This article is originally referred from FXPrimus - Stavros Tousios, FX Market Specialist..
Last month BLS reported a 200K change in the number of employed people, picking up from December’s 160K (revised from 148K) and printing a higher figure than economists’ expectations as the US economy accelerates.
Unemployment rate remained steady at its 2000 low for a 3rd consecutive month while average hourly earnings rose 0.1% compared to the previous month and a 2.9% compared to last year, a 2009 record, confirming accelerating inflationary pressures which may weigh in on Fed’s rate hike expectations.
With a spike in Yields market participants sent the equity markets plunging following the Friday event yet S&P is still up 3.2% year to day (YTD).
US Change in Nonfarm Payrolls is at a current level of 200K, up from 160 last month and down from 259 one year ago.
Despite US published a good headline number one would remember that the surge was partially contributed to market’s reaction on the wage appreciation as investor believed Fed’s rate hike view would change, and the likelihood of course of another rate hike has now increased.
What to look for in February’s report…
- US and EU Interest Rate differentials: The Fed kept the interest rates steady in the January 31st FOMC with little change in the statement. The data was still, and is still, positive as Fed combined strong ongoing data with the continued downward pressure on unemployment, however, the differential is not yet affected, but could have a small weight on the Euro. Note that ECB is expected to deliver their rates on Thursday this week.
- ISM Non and not Manufacturing Employment Index: With US getting closer to full employment it seems that February’s increase of 5.5% and 5.3% (Non-Manufacturing) will keep adding pressure to labor market as employment is expanding at a much faster rate than production. This sets a positive outlook for hiring considering the gains in 2017 payrolls and could lead to further raise in wages and boost demands given the recent tax changes.
3. Consumer Sentiment and the Stocks Market: US Consumer Sentiment rose to 99.9, a 2004 record, despite inflation expectations remained the same as employment gains and the implementation of the Trump-Tax plan sent Yields spiking and equites to their first correction in two years. Note that sentiment is likely to fall in the coming months following the upward tilt in borrowing cost.

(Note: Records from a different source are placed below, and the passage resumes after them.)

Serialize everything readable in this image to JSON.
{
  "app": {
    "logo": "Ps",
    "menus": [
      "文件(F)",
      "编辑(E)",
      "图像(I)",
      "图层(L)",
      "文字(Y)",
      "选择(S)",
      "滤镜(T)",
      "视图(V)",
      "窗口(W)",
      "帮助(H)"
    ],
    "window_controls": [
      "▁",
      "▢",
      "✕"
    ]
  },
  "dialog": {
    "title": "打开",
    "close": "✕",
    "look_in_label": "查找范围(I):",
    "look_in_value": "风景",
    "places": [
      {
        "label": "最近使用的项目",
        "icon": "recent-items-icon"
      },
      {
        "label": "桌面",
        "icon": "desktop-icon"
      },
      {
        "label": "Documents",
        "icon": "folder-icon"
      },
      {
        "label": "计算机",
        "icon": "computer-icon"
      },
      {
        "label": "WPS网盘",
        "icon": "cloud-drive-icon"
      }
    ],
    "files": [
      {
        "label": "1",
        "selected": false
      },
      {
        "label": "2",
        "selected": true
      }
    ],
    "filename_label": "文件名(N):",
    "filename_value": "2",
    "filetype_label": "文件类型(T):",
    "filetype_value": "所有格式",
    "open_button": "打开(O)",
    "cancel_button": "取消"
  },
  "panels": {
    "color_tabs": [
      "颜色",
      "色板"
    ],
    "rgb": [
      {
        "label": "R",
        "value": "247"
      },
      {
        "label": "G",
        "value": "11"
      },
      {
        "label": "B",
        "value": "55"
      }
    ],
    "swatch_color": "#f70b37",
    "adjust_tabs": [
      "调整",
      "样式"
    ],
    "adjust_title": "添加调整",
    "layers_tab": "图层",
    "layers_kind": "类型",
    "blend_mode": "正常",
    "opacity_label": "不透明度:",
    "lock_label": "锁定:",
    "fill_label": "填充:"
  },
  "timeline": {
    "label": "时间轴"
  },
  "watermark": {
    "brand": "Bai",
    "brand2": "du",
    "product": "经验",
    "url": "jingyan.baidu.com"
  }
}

4. US Treasury Yields: Yields and the Dollar gained while equities subdued, however, over the past few days Trump’s agenda on metal tariffs have had a negative impact on all the above, yet, not as much on the Yields as Powell’s speech was marked as bullish. US Yields fall while Treasury Rates go up.
5. Unemployment Claims: The Unemployment Claims give us a glimpse of what the employment situation looks like o n a weekly basis. Unemployment Claims fall to 45-year low last week while the figure for the week before was also revised downward. The 4-week moving average was 2,250 lower from the previous week’s revised average. The previous week’s average was revised down by 250 only.
6. Oil price and inflation figures: Oil prices are a major input to the US economy and have a direct impact on inflation. OIL prices corrected below $60 per barrel last month while the Core CPI remained unchanged at 0.3% (exp 0.2%, prev 0.3%) but better than expectations. Without necessarily this being bad news the pickup is likely to be a challenge for Federal Reserve as a strong inflation will require tighter policy.
Original Source: FXPrimus - Stavros Tousios, FX Market Specialist.